*Your objective*
Please reproduce all of the entries exactly, without omitting any.

Records drawn from a dataset:
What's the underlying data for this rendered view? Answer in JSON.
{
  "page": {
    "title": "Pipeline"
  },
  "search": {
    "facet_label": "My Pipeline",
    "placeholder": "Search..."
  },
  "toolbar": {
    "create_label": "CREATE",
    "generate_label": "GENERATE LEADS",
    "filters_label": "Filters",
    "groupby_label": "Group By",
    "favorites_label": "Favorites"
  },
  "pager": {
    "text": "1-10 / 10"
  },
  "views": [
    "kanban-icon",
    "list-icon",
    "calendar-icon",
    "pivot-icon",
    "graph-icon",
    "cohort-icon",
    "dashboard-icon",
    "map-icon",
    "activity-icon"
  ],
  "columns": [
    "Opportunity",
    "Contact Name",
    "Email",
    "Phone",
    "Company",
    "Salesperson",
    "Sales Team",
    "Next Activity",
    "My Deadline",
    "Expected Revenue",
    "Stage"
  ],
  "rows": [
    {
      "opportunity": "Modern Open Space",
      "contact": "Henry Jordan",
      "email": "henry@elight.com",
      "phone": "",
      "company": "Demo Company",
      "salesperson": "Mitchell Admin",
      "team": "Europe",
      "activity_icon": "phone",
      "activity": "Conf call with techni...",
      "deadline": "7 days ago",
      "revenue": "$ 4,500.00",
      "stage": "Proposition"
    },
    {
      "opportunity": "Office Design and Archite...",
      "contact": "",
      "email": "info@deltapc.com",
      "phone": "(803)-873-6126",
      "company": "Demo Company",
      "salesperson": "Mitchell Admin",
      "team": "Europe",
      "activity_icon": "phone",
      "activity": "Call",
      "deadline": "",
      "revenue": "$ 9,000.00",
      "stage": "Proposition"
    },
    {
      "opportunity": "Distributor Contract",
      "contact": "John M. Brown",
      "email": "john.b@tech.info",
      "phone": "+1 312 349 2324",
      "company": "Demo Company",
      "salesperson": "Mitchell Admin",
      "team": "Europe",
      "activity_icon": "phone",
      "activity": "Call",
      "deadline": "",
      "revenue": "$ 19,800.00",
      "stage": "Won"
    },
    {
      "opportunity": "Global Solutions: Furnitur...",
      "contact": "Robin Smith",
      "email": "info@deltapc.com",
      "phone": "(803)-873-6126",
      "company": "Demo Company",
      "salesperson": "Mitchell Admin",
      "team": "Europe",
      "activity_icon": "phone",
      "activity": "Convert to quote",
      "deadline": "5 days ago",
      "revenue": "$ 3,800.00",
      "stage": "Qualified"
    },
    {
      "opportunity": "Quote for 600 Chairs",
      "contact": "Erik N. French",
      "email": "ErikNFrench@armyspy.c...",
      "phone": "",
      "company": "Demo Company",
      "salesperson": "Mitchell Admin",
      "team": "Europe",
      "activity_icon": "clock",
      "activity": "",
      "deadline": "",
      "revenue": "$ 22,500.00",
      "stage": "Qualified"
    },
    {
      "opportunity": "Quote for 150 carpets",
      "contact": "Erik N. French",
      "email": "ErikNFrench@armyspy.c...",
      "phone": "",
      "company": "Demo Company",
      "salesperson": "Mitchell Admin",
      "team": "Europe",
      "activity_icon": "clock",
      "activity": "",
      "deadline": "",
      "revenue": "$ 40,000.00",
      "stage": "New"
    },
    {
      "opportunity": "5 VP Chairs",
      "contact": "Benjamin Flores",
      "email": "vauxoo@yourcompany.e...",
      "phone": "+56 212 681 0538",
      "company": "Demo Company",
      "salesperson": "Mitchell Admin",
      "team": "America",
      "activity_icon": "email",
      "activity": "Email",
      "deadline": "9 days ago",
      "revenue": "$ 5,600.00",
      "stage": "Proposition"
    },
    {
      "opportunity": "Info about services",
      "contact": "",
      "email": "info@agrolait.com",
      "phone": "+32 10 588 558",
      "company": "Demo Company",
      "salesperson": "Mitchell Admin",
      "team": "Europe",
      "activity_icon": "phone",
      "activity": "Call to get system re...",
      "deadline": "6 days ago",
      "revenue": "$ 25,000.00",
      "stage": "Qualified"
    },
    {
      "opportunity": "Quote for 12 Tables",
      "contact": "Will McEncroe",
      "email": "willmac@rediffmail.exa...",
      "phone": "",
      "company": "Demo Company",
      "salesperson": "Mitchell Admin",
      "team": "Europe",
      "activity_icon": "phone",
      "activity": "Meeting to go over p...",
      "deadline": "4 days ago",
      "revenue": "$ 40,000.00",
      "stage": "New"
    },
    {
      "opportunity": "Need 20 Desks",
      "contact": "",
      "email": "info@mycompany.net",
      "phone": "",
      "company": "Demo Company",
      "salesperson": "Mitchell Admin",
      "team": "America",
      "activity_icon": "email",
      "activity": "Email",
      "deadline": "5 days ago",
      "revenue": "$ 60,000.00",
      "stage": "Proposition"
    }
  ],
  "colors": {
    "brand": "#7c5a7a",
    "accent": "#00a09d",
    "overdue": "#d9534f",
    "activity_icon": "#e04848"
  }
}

*Response box*
What's the underlying data for this rendered view? Answer in JSON.
{
  "page": {
    "title": "Pipeline"
  },
  "search": {
    "facet_label": "My Pipeline",
    "placeholder": "Search..."
  },
  "toolbar": {
    "create_label": "CREATE",
    "generate_label": "GENERATE LEADS",
    "filters_label": "Filters",
    "groupby_label": "Group By",
    "favorites_label": "Favorites"
  },
  "pager": {
    "text": "1-10 / 10"
  },
  "views": [
    "kanban-icon",
    "list-icon",
    "calendar-icon",
    "pivot-icon",
    "graph-icon",
    "cohort-icon",
    "dashboard-icon",
    "map-icon",
    "activity-icon"
  ],
  "columns": [
    "Opportunity",
    "Contact Name",
    "Email",
    "Phone",
    "Company",
    "Salesperson",
    "Sales Team",
    "Next Activity",
    "My Deadline",
    "Expected Revenue",
    "Stage"
  ],
  "rows": [
    {
      "opportunity": "Modern Open Space",
      "contact": "Henry Jordan",
      "email": "henry@elight.com",
      "phone": "",
      "company": "Demo Company",
      "salesperson": "Mitchell Admin",
      "team": "Europe",
      "activity_icon": "phone",
      "activity": "Conf call with techni...",
      "deadline": "7 days ago",
      "revenue": "$ 4,500.00",
      "stage": "Proposition"
    },
    {
      "opportunity": "Office Design and Archite...",
      "contact": "",
      "email": "info@deltapc.com",
      "phone": "(803)-873-6126",
      "company": "Demo Company",
      "salesperson": "Mitchell Admin",
      "team": "Europe",
      "activity_icon": "phone",
      "activity": "Call",
      "deadline": "",
      "revenue": "$ 9,000.00",
      "stage": "Proposition"
    },
    {
      "opportunity": "Distributor Contract",
      "contact": "John M. Brown",
      "email": "john.b@tech.info",
      "phone": "+1 312 349 2324",
      "company": "Demo Company",
      "salesperson": "Mitchell Admin",
      "team": "Europe",
      "activity_icon": "phone",
      "activity": "Call",
      "deadline": "",
      "revenue": "$ 19,800.00",
      "stage": "Won"
    },
    {
      "opportunity": "Global Solutions: Furnitur...",
      "contact": "Robin Smith",
      "email": "info@deltapc.com",
      "phone": "(803)-873-6126",
      "company": "Demo Company",
      "salesperson": "Mitchell Admin",
      "team": "Europe",
      "activity_icon": "phone",
      "activity": "Convert to quote",
      "deadline": "5 days ago",
      "revenue": "$ 3,800.00",
      "stage": "Qualified"
    },
    {
      "opportunity": "Quote for 600 Chairs",
      "contact": "Erik N. French",
      "email": "ErikNFrench@armyspy.c...",
      "phone": "",
      "company": "Demo Company",
      "salesperson": "Mitchell Admin",
      "team": "Europe",
      "activity_icon": "clock",
      "activity": "",
      "deadline": "",
      "revenue": "$ 22,500.00",
      "stage": "Qualified"
    },
    {
      "opportunity": "Quote for 150 carpets",
      "contact": "Erik N. French",
      "email": "ErikNFrench@armyspy.c...",
      "phone": "",
      "company": "Demo Company",
      "salesperson": "Mitchell Admin",
      "team": "Europe",
      "activity_icon": "clock",
      "activity": "",
      "deadline": "",
      "revenue": "$ 40,000.00",
      "stage": "New"
    },
    {
      "opportunity": "5 VP Chairs",
      "contact": "Benjamin Flores",
      "email": "vauxoo@yourcompany.e...",
      "phone": "+56 212 681 0538",
      "company": "Demo Company",
      "salesperson": "Mitchell Admin",
      "team": "America",
      "activity_icon": "email",
      "activity": "Email",
      "deadline": "9 days ago",
      "revenue": "$ 5,600.00",
      "stage": "Proposition"
    },
    {
      "opportunity": "Info about services",
      "contact": "",
      "email": "info@agrolait.com",
      "phone": "+32 10 588 558",
      "company": "Demo Company",
      "salesperson": "Mitchell Admin",
      "team": "Europe",
      "activity_icon": "phone",
      "activity": "Call to get system re...",
      "deadline": "6 days ago",
      "revenue": "$ 25,000.00",
      "stage": "Qualified"
    },
    {
      "opportunity": "Quote for 12 Tables",
      "contact": "Will McEncroe",
      "email": "willmac@rediffmail.exa...",
      "phone": "",
      "company": "Demo Company",
      "salesperson": "Mitchell Admin",
      "team": "Europe",
      "activity_icon": "phone",
      "activity": "Meeting to go over p...",
      "deadline": "4 days ago",
      "revenue": "$ 40,000.00",
      "stage": "New"
    },
    {
      "opportunity": "Need 20 Desks",
      "contact": "",
      "email": "info@mycompany.net",
      "phone": "",
      "company": "Demo Company",
      "salesperson": "Mitchell Admin",
      "team": "America",
      "activity_icon": "email",
      "activity": "Email",
      "deadline": "5 days ago",
      "revenue": "$ 60,000.00",
      "stage": "Proposition"
    }
  ],
  "colors": {
    "brand": "#7c5a7a",
    "accent": "#00a09d",
    "overdue": "#d9534f",
    "activity_icon": "#e04848"
  }
}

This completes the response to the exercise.